- _RECORDS SHOWN_
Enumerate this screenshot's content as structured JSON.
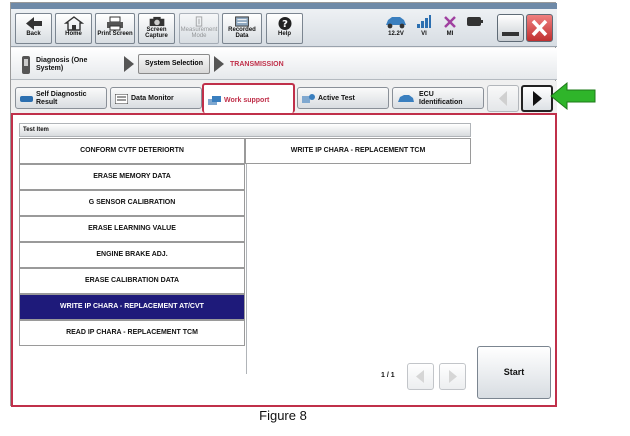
{
  "toolbar": {
    "back": "Back",
    "home": "Home",
    "print": "Print Screen",
    "capture_1": "Screen",
    "capture_2": "Capture",
    "measurement_1": "Measurement",
    "measurement_2": "Mode",
    "recorded_1": "Recorded",
    "recorded_2": "Data",
    "help": "Help",
    "voltage": "12.2V",
    "vi": "VI",
    "mi": "MI"
  },
  "breadcrumb": {
    "item1_line1": "Diagnosis (One",
    "item1_line2": "System)",
    "item2": "System Selection",
    "item3": "TRANSMISSION"
  },
  "tabs": {
    "self_diag_1": "Self Diagnostic",
    "self_diag_2": "Result",
    "data_monitor": "Data Monitor",
    "work_support": "Work support",
    "active_test": "Active Test",
    "ecu_1": "ECU",
    "ecu_2": "Identification"
  },
  "list": {
    "header": "Test Item",
    "col1": [
      "CONFORM CVTF DETERIORTN",
      "ERASE MEMORY DATA",
      "G SENSOR CALIBRATION",
      "ERASE LEARNING VALUE",
      "ENGINE BRAKE ADJ.",
      "ERASE CALIBRATION DATA",
      "WRITE IP CHARA - REPLACEMENT AT/CVT",
      "READ IP CHARA - REPLACEMENT TCM"
    ],
    "col2": [
      "WRITE IP CHARA - REPLACEMENT TCM"
    ],
    "selected_index": 6
  },
  "pager": {
    "text": "1 / 1"
  },
  "start_label": "Start",
  "caption": "Figure 8",
  "colors": {
    "accent": "#c0304a",
    "selected": "#1e1a7a",
    "green_arrow": "#2fb52a"
  }
}
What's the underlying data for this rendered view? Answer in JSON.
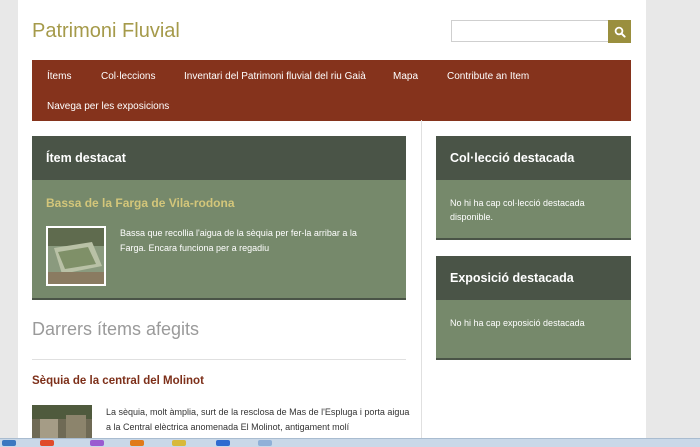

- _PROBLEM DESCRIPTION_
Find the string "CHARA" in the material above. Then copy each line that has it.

- _SOLUTION_
      "WRITE IP CHARA - REPLACEMENT AT/CVT",
      "READ IP CHARA - REPLACEMENT TCM"
      "WRITE IP CHARA - REPLACEMENT TCM"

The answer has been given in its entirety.